I was at a museum in New York City this past weekend, standing in front of a 10-foot wall filled with QR codes. For those of you not yet familiar with these, a QR code — or Quick Response Code — is a barcode of sorts; it can be programmed with a variety of information, so that when scanned by a smartphone, you may see text or watch a video or link to a website.
But since I don’t own a smartphone, I can’t tell you what that 10-foot wall communicated.
Standing in front of that wall, I had the same feeling I had last week on Amazon.com. I tried to purchase a book I discovered was only available for Kindles. Since I don’t own a Kindle, I am not able to read that book.

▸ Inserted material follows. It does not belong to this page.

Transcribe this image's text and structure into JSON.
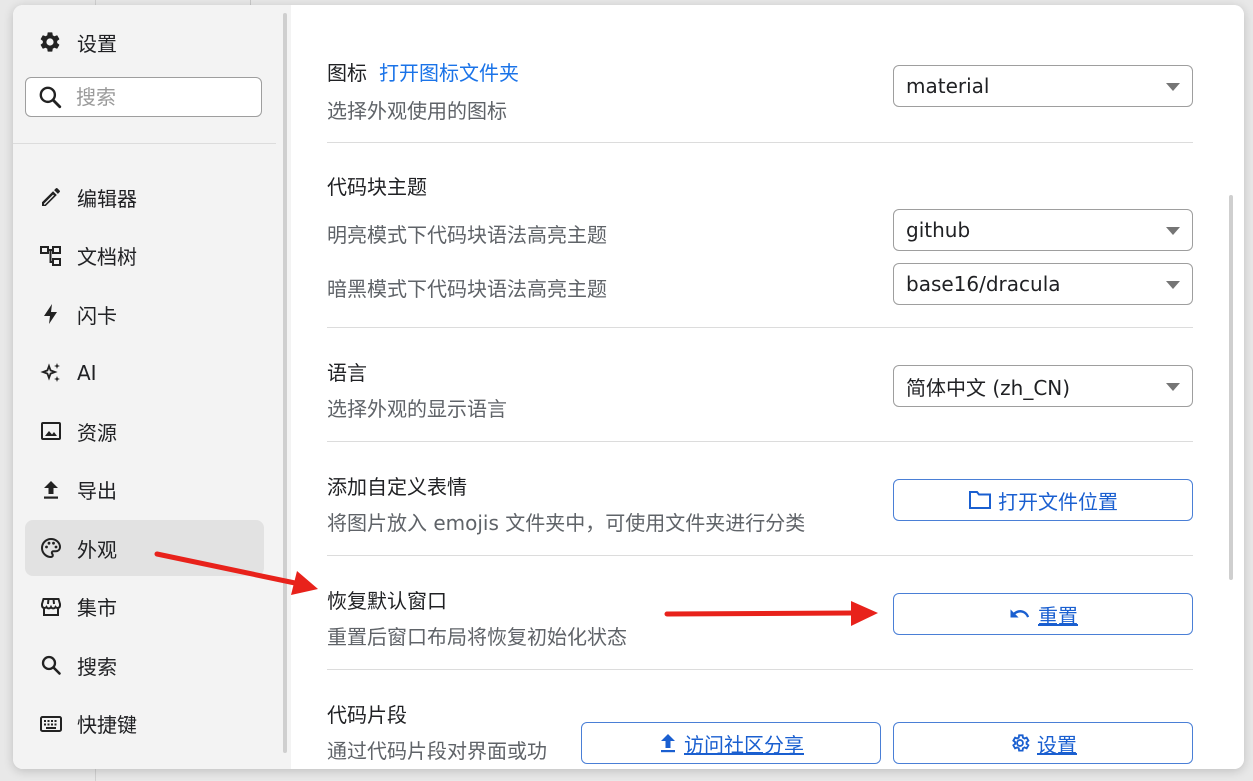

Now granted, I am voluntarily low-tech. If I was so inclined, I could load up on the technology: a smartphone, an iPad, a Kindle. I could be plugged in and linked in and synced up and part of the collective — 24 hours a day.
But what about folks who can’t?